▶ [Data records]
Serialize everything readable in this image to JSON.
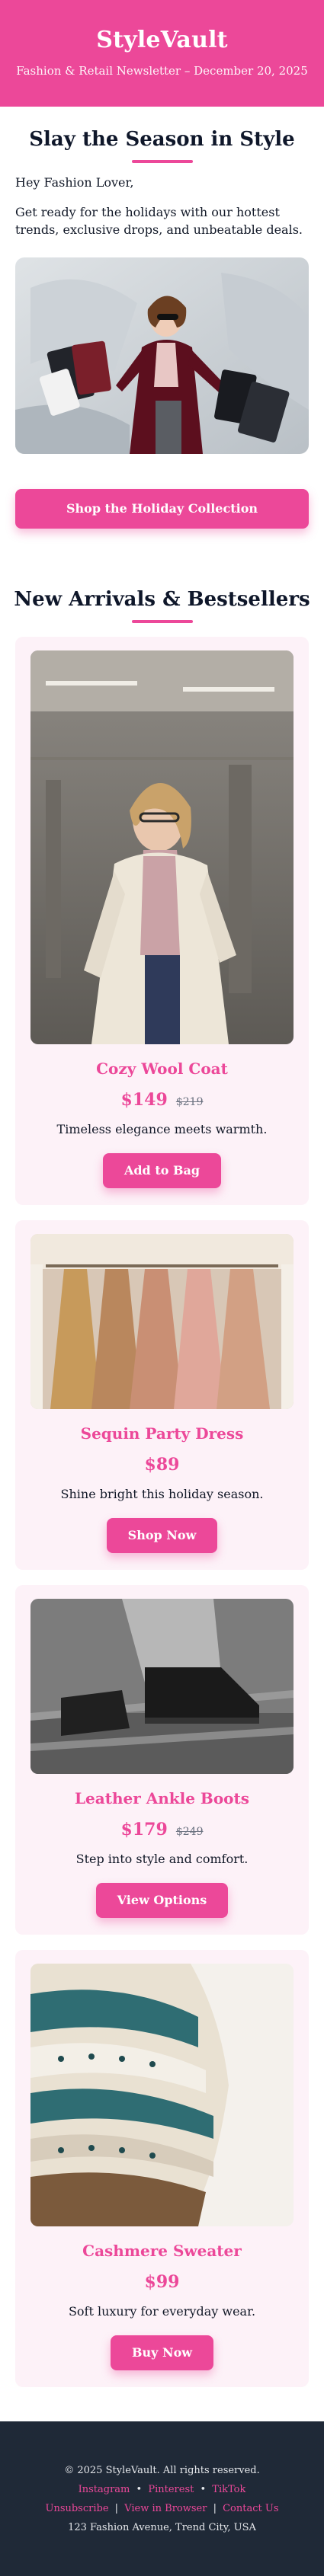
{
  "header": {
    "brand": "StyleVault",
    "subtitle": "Fashion & Retail Newsletter – December 20, 2025"
  },
  "intro": {
    "title": "Slay the Season in Style",
    "greeting": "Hey Fashion Lover,",
    "body": "Get ready for the holidays with our hottest trends, exclusive drops, and unbeatable deals.",
    "cta": "Shop the Holiday Collection",
    "hero_alt": "Woman in sunglasses carrying shopping bags"
  },
  "products_section": {
    "title": "New Arrivals & Bestsellers",
    "items": [
      {
        "name": "Cozy Wool Coat",
        "price": "$149",
        "old_price": "$219",
        "desc": "Timeless elegance meets warmth.",
        "button": "Add to Bag"
      },
      {
        "name": "Sequin Party Dress",
        "price": "$89",
        "old_price": "",
        "desc": "Shine bright this holiday season.",
        "button": "Shop Now"
      },
      {
        "name": "Leather Ankle Boots",
        "price": "$179",
        "old_price": "$249",
        "desc": "Step into style and comfort.",
        "button": "View Options"
      },
      {
        "name": "Cashmere Sweater",
        "price": "$99",
        "old_price": "",
        "desc": "Soft luxury for everyday wear.",
        "button": "Buy Now"
      }
    ]
  },
  "footer": {
    "copyright": "© 2025 StyleVault. All rights reserved.",
    "social": [
      "Instagram",
      "Pinterest",
      "TikTok"
    ],
    "links": [
      "Unsubscribe",
      "View in Browser",
      "Contact Us"
    ],
    "address": "123 Fashion Avenue, Trend City, USA"
  },
  "colors": {
    "accent": "#ec4899",
    "card_bg": "#fdf2f8",
    "footer_bg": "#1f2937"
  }
}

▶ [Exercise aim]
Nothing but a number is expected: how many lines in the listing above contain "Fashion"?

▶ [Answer section]
3